The Howard Stern - Michael Powell phone call from Tuesday morning is taking on a life of its own, with over 700 different media reports covering the discussion. Stern spent part of his show this morning sifting through the coverage, before lambasting the mainstream media over the way he is being portrayed, specifically taking offense to being called "foul-mouthed" in an AP report that was picked up by USA Today and The Los Angeles Times, among a multitude of other papers.
"You're not allowed as a journalist to make value judgments and write 'foul-mouthed,' 'potty-mouthed' or 'self-promoting,'" said Stern, later adding, "These guys couldn't write a fair journalistic piece without editorializing. The whole system stinks."
Meanwhile, Stern is taking his request for a one-on-one interview to new levels, by demanding the FCC chairman sit down for an interview. Stern said it is Powell's duty as a public official to sit down with not only a taxpayer, but a broadcaster with whom the FCC chairman's decisions directly affect.
Stern said he would do the interview outside of his daily radio show studio and in a "neutral territory" if Powell accepted the offer. The interview would be used for his yet-to-debut ABC television program.
"I demand to have an interview with the head of the FCC!" Stern emphatically stated this morning. "I demand it! And you, as taxpayers should demand it. Everywhere he goes, every show he is on, call in [and ask] 'Why are you ducking Howard Stern?'"
"He should have to answer for what has happened to broadcasting on his watch -- consolidation of television stations in to the hands of a few people and radio stations in to the hands of a few people," added Robin Quivers.
"If you let me - for an hour - interview the head of the FCC, he would resign," said Stern. "I'm telling you, I could get the man to resign. That's how lightweight he is. That's how ridiculous his thought process is. This one ten-minute phone call that I made has caused such controversy, because I actually got to him with some of the points. I just grazed the surface. This is the guy who is sitting and telling you what you can listen to, and in a ten-minute conversation, he crumbled."
Included in the 700+ media reports was one from CNBC where the FCC chairman's father came to the defense of his son.

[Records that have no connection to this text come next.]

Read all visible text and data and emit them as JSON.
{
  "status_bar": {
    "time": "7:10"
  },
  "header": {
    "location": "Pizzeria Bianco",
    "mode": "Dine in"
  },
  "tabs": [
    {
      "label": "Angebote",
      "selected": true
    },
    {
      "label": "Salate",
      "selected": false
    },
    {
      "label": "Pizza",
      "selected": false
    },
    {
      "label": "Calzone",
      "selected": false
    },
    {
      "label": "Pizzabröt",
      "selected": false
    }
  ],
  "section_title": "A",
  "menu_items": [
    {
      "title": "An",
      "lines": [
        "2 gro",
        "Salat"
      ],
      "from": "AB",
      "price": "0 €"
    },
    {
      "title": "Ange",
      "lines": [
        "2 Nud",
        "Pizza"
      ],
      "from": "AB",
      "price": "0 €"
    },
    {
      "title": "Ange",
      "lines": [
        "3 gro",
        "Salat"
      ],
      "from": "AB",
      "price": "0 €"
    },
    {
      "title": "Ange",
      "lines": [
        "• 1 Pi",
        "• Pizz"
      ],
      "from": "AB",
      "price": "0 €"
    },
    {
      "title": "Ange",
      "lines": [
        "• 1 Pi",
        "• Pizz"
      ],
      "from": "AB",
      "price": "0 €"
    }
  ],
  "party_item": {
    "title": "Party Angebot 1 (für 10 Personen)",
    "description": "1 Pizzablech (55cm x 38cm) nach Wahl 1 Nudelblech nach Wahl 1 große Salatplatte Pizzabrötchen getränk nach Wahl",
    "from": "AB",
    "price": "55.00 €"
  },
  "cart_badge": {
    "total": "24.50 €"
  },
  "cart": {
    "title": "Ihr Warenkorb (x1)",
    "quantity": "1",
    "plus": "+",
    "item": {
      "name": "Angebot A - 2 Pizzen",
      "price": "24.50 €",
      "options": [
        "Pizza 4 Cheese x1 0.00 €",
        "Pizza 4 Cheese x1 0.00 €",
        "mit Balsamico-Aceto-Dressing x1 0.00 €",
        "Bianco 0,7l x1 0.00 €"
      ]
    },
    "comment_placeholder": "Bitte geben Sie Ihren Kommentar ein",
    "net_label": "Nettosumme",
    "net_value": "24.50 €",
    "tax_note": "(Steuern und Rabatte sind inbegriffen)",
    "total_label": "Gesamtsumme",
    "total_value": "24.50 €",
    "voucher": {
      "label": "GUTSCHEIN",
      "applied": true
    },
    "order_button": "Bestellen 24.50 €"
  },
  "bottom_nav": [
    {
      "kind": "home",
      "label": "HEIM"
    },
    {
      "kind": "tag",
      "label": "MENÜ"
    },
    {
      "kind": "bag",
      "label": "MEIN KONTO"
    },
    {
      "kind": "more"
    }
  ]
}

"I have to point out my son, Michael, whom I'm enormously proud of, became a commissioner of the FCC long before I became Secretary of State," Colin Powell said Wednesday. "And, for all I know he might have had influence in getting me to become Secretary of State — but this is all just so much nonsense. My son is an enormously qualified individual, and I think he has served — if I may so as a father and as a not so distant observer — with great distinction."